### Your assignment
When a line of the entries contains the word "heading", report that line.

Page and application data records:
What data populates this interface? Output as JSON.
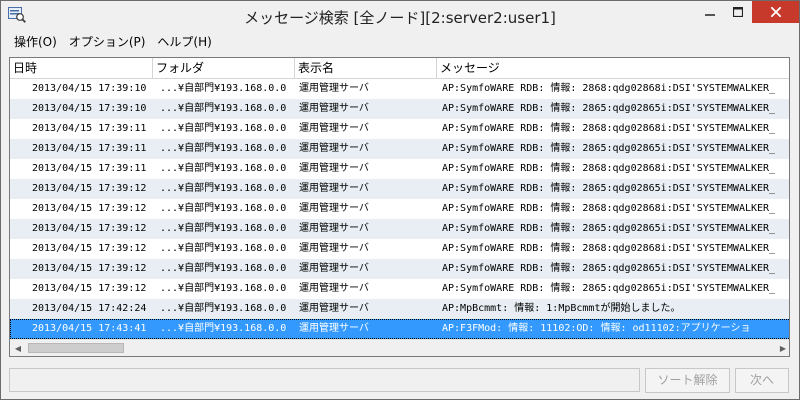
{
  "window": {
    "title": "メッセージ検索 [全ノード][2:server2:user1]"
  },
  "menu": {
    "items": [
      "操作(O)",
      "オプション(P)",
      "ヘルプ(H)"
    ]
  },
  "table": {
    "columns": [
      "日時",
      "フォルダ",
      "表示名",
      "メッセージ"
    ],
    "rows": [
      {
        "date": "2013/04/15 17:39:10",
        "folder": "...¥自部門¥193.168.0.0",
        "name": "運用管理サーバ",
        "message": "AP:SymfoWARE RDB: 情報: 2868:qdg02868i:DSI'SYSTEMWALKER_"
      },
      {
        "date": "2013/04/15 17:39:10",
        "folder": "...¥自部門¥193.168.0.0",
        "name": "運用管理サーバ",
        "message": "AP:SymfoWARE RDB: 情報: 2865:qdg02865i:DSI'SYSTEMWALKER_"
      },
      {
        "date": "2013/04/15 17:39:11",
        "folder": "...¥自部門¥193.168.0.0",
        "name": "運用管理サーバ",
        "message": "AP:SymfoWARE RDB: 情報: 2868:qdg02868i:DSI'SYSTEMWALKER_"
      },
      {
        "date": "2013/04/15 17:39:11",
        "folder": "...¥自部門¥193.168.0.0",
        "name": "運用管理サーバ",
        "message": "AP:SymfoWARE RDB: 情報: 2865:qdg02865i:DSI'SYSTEMWALKER_"
      },
      {
        "date": "2013/04/15 17:39:11",
        "folder": "...¥自部門¥193.168.0.0",
        "name": "運用管理サーバ",
        "message": "AP:SymfoWARE RDB: 情報: 2868:qdg02868i:DSI'SYSTEMWALKER_"
      },
      {
        "date": "2013/04/15 17:39:12",
        "folder": "...¥自部門¥193.168.0.0",
        "name": "運用管理サーバ",
        "message": "AP:SymfoWARE RDB: 情報: 2865:qdg02865i:DSI'SYSTEMWALKER_"
      },
      {
        "date": "2013/04/15 17:39:12",
        "folder": "...¥自部門¥193.168.0.0",
        "name": "運用管理サーバ",
        "message": "AP:SymfoWARE RDB: 情報: 2868:qdg02868i:DSI'SYSTEMWALKER_"
      },
      {
        "date": "2013/04/15 17:39:12",
        "folder": "...¥自部門¥193.168.0.0",
        "name": "運用管理サーバ",
        "message": "AP:SymfoWARE RDB: 情報: 2865:qdg02865i:DSI'SYSTEMWALKER_"
      },
      {
        "date": "2013/04/15 17:39:12",
        "folder": "...¥自部門¥193.168.0.0",
        "name": "運用管理サーバ",
        "message": "AP:SymfoWARE RDB: 情報: 2868:qdg02868i:DSI'SYSTEMWALKER_"
      },
      {
        "date": "2013/04/15 17:39:12",
        "folder": "...¥自部門¥193.168.0.0",
        "name": "運用管理サーバ",
        "message": "AP:SymfoWARE RDB: 情報: 2865:qdg02865i:DSI'SYSTEMWALKER_"
      },
      {
        "date": "2013/04/15 17:39:12",
        "folder": "...¥自部門¥193.168.0.0",
        "name": "運用管理サーバ",
        "message": "AP:SymfoWARE RDB: 情報: 2865:qdg02865i:DSI'SYSTEMWALKER_"
      },
      {
        "date": "2013/04/15 17:42:24",
        "folder": "...¥自部門¥193.168.0.0",
        "name": "運用管理サーバ",
        "message": "AP:MpBcmmt: 情報: 1:MpBcmmtが開始しました。"
      },
      {
        "date": "2013/04/15 17:43:41",
        "folder": "...¥自部門¥193.168.0.0",
        "name": "運用管理サーバ",
        "message": "AP:F3FMod: 情報: 11102:OD: 情報: od11102:アプリケーショ"
      }
    ]
  },
  "buttons": {
    "sort_reset": "ソート解除",
    "next": "次へ"
  },
  "colors": {
    "selection": "#3399ff",
    "alt_row": "#e8eef3",
    "close": "#c7392b"
  }
}
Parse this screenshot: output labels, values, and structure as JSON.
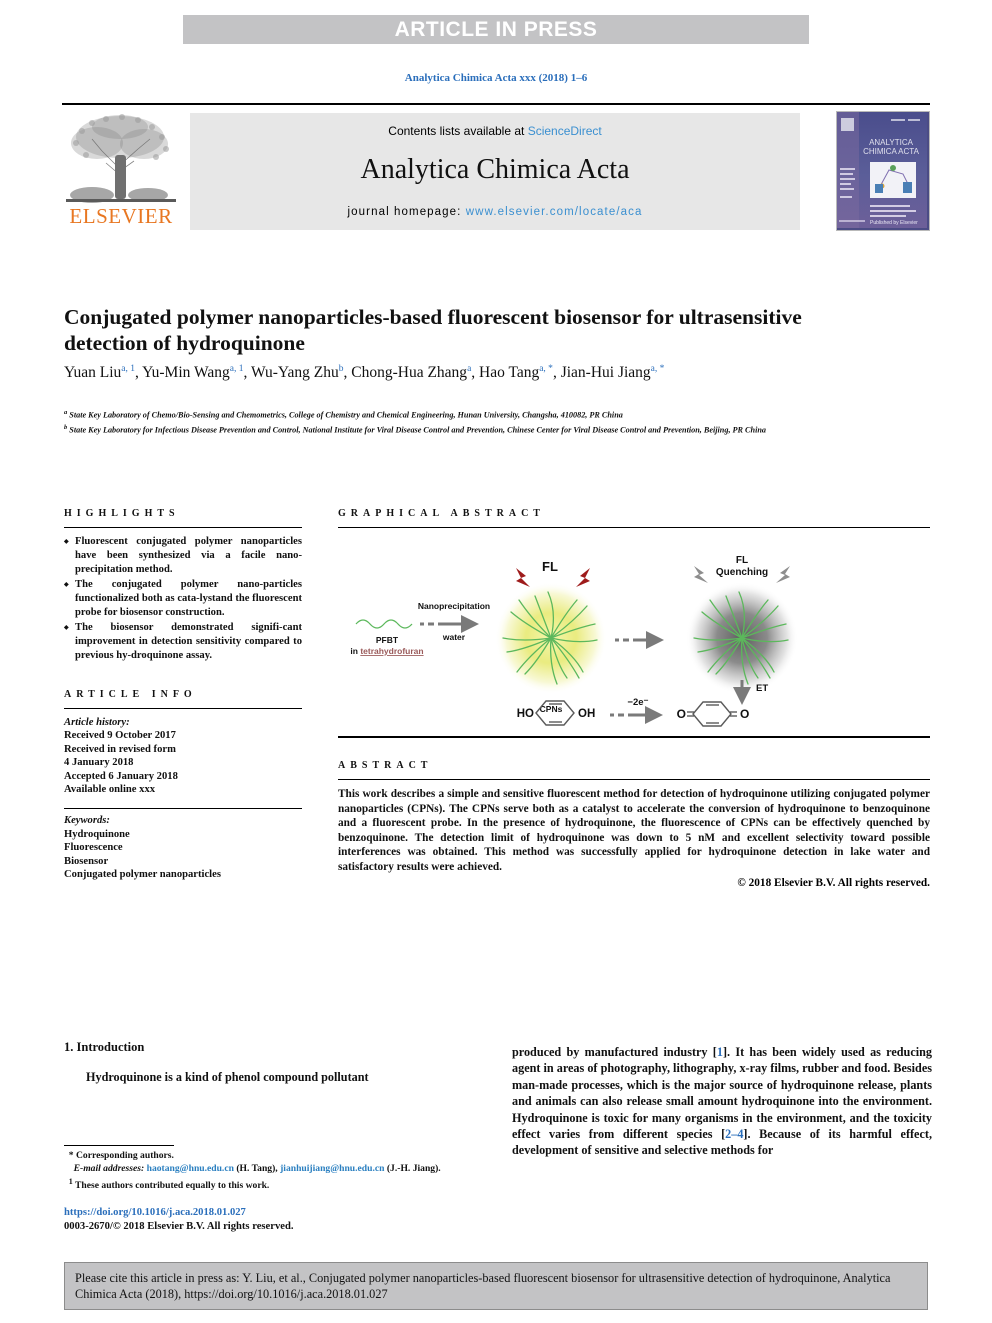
{
  "press_banner": "ARTICLE IN PRESS",
  "journal_ref": "Analytica Chimica Acta xxx (2018) 1–6",
  "masthead": {
    "publisher": "ELSEVIER",
    "contents_prefix": "Contents lists available at ",
    "contents_link": "ScienceDirect",
    "journal_title": "Analytica Chimica Acta",
    "homepage_prefix": "journal homepage: ",
    "homepage_url": "www.elsevier.com/locate/aca",
    "cover_title_line1": "ANALYTICA",
    "cover_title_line2": "CHIMICA ACTA"
  },
  "article": {
    "title": "Conjugated polymer nanoparticles-based fluorescent biosensor for ultrasensitive detection of hydroquinone",
    "authors": [
      {
        "name": "Yuan Liu",
        "marks": "a, 1",
        "sep": ", "
      },
      {
        "name": "Yu-Min Wang",
        "marks": "a, 1",
        "sep": ", "
      },
      {
        "name": "Wu-Yang Zhu",
        "marks": "b",
        "sep": ", "
      },
      {
        "name": "Chong-Hua Zhang",
        "marks": "a",
        "sep": ", "
      },
      {
        "name": "Hao Tang",
        "marks": "a, *",
        "sep": ", "
      },
      {
        "name": "Jian-Hui Jiang",
        "marks": "a, *",
        "sep": ""
      }
    ],
    "affiliations": [
      {
        "mark": "a",
        "text": "State Key Laboratory of Chemo/Bio-Sensing and Chemometrics, College of Chemistry and Chemical Engineering, Hunan University, Changsha, 410082, PR China"
      },
      {
        "mark": "b",
        "text": "State Key Laboratory for Infectious Disease Prevention and Control, National Institute for Viral Disease Control and Prevention, Chinese Center for Viral Disease Control and Prevention, Beijing, PR China"
      }
    ]
  },
  "highlights": {
    "heading": "HIGHLIGHTS",
    "items": [
      "Fluorescent conjugated polymer nanoparticles have been synthesized via a facile nano-precipitation method.",
      "The conjugated polymer nano-particles functionalized both as cata-lystand the fluorescent probe for biosensor construction.",
      "The biosensor demonstrated signifi-cant improvement in detection sensitivity compared to previous hy-droquinone assay."
    ]
  },
  "article_info": {
    "heading": "ARTICLE INFO",
    "history_label": "Article history:",
    "history": [
      "Received 9 October 2017",
      "Received in revised form",
      "4 January 2018",
      "Accepted 6 January 2018",
      "Available online xxx"
    ],
    "keywords_label": "Keywords:",
    "keywords": [
      "Hydroquinone",
      "Fluorescence",
      "Biosensor",
      "Conjugated polymer nanoparticles"
    ]
  },
  "graphical_abstract": {
    "heading": "GRAPHICAL ABSTRACT",
    "labels": {
      "fl": "FL",
      "fl_quenching_line1": "FL",
      "fl_quenching_line2": "Quenching",
      "nanoprecipitation": "Nanoprecipitation",
      "water": "water",
      "pfbt": "PFBT",
      "pfbt_solvent_prefix": "in ",
      "pfbt_solvent": "tetrahydrofuran",
      "cpns": "CPNs",
      "et": "ET",
      "electrons": "−2e⁻",
      "ho_left": "HO",
      "oh_right": "OH",
      "o_left": "O",
      "o_right": "O"
    }
  },
  "abstract": {
    "heading": "ABSTRACT",
    "text": "This work describes a simple and sensitive fluorescent method for detection of hydroquinone utilizing conjugated polymer nanoparticles (CPNs). The CPNs serve both as a catalyst to accelerate the conversion of hydroquinone to benzoquinone and a fluorescent probe. In the presence of hydroquinone, the fluorescence of CPNs can be effectively quenched by benzoquinone. The detection limit of hydroquinone was down to 5 nM and excellent selectivity toward possible interferences was obtained. This method was successfully applied for hydroquinone detection in lake water and satisfactory results were achieved.",
    "copyright": "© 2018 Elsevier B.V. All rights reserved."
  },
  "introduction": {
    "section_number_title": "1. Introduction",
    "left_paragraph": "Hydroquinone is a kind of phenol compound pollutant",
    "right_paragraph_part1": "produced by manufactured industry [",
    "right_ref1": "1",
    "right_paragraph_part2": "]. It has been widely used as reducing agent in areas of photography, lithography, x-ray films, rubber and food. Besides man-made processes, which is the major source of hydroquinone release, plants and animals can also release small amount hydroquinone into the environment. Hydroquinone is toxic for many organisms in the environment, and the toxicity effect varies from different species [",
    "right_ref2": "2–4",
    "right_paragraph_part3": "]. Because of its harmful effect, development of sensitive and selective methods for"
  },
  "footnotes": {
    "corresponding": "Corresponding authors.",
    "email_label": "E-mail addresses:",
    "email1": "haotang@hnu.edu.cn",
    "email1_owner": "(H. Tang)",
    "email2": "jianhuijiang@hnu.edu.cn",
    "email2_owner": "(J.-H. Jiang).",
    "equal_contrib": "These authors contributed equally to this work.",
    "doi": "https://doi.org/10.1016/j.aca.2018.01.027",
    "issn_copyright": "0003-2670/© 2018 Elsevier B.V. All rights reserved."
  },
  "citation_box": {
    "text": "Please cite this article in press as: Y. Liu, et al., Conjugated polymer nanoparticles-based fluorescent biosensor for ultrasensitive detection of hydroquinone, Analytica Chimica Acta (2018), https://doi.org/10.1016/j.aca.2018.01.027"
  },
  "colors": {
    "band_gray": "#c3c3c5",
    "link_blue": "#2a6ebb",
    "sd_blue": "#3a8fd0",
    "elsevier_orange": "#e87722",
    "masthead_gray": "#e7e7e7",
    "cpn_yellow": "#e6e86a",
    "chain_green": "#5cb85c",
    "arrow_gray": "#7a7a7a",
    "bolt_red": "#9e1b1b"
  }
}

### Answer to this task
    "heading": "HIGHLIGHTS",
    "heading": "ARTICLE INFO",
    "heading": "GRAPHICAL ABSTRACT",
    "heading": "ABSTRACT",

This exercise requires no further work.